▶ **YOUR INSTRUCTIONS**
What's needed is an exact copy of all the data below, without pictures.

▶ **INPUT FOR THIS TASK**
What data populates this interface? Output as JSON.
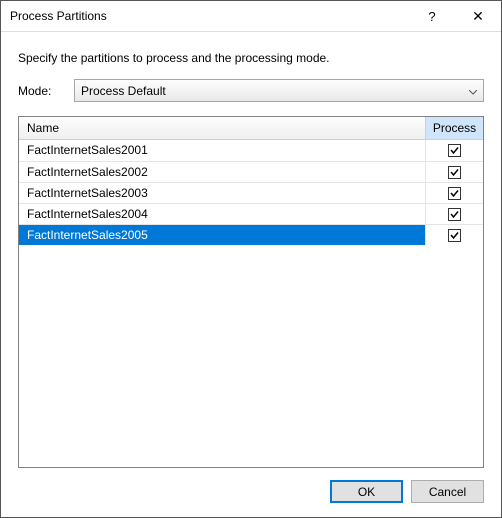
{
  "window": {
    "title": "Process Partitions"
  },
  "instruction": "Specify the partitions to process and the processing mode.",
  "mode": {
    "label": "Mode:",
    "value": "Process Default"
  },
  "grid": {
    "columns": {
      "name": "Name",
      "process": "Process"
    },
    "rows": [
      {
        "name": "FactInternetSales2001",
        "checked": true,
        "selected": false
      },
      {
        "name": "FactInternetSales2002",
        "checked": true,
        "selected": false
      },
      {
        "name": "FactInternetSales2003",
        "checked": true,
        "selected": false
      },
      {
        "name": "FactInternetSales2004",
        "checked": true,
        "selected": false
      },
      {
        "name": "FactInternetSales2005",
        "checked": true,
        "selected": true
      }
    ]
  },
  "buttons": {
    "ok": "OK",
    "cancel": "Cancel"
  },
  "icons": {
    "help": "?",
    "close": "✕"
  }
}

▶ **SOLUTION**
What data populates this interface? Output as JSON.
{
  "window": {
    "title": "Process Partitions"
  },
  "instruction": "Specify the partitions to process and the processing mode.",
  "mode": {
    "label": "Mode:",
    "value": "Process Default"
  },
  "grid": {
    "columns": {
      "name": "Name",
      "process": "Process"
    },
    "rows": [
      {
        "name": "FactInternetSales2001",
        "checked": true,
        "selected": false
      },
      {
        "name": "FactInternetSales2002",
        "checked": true,
        "selected": false
      },
      {
        "name": "FactInternetSales2003",
        "checked": true,
        "selected": false
      },
      {
        "name": "FactInternetSales2004",
        "checked": true,
        "selected": false
      },
      {
        "name": "FactInternetSales2005",
        "checked": true,
        "selected": true
      }
    ]
  },
  "buttons": {
    "ok": "OK",
    "cancel": "Cancel"
  },
  "icons": {
    "help": "?",
    "close": "✕"
  }
}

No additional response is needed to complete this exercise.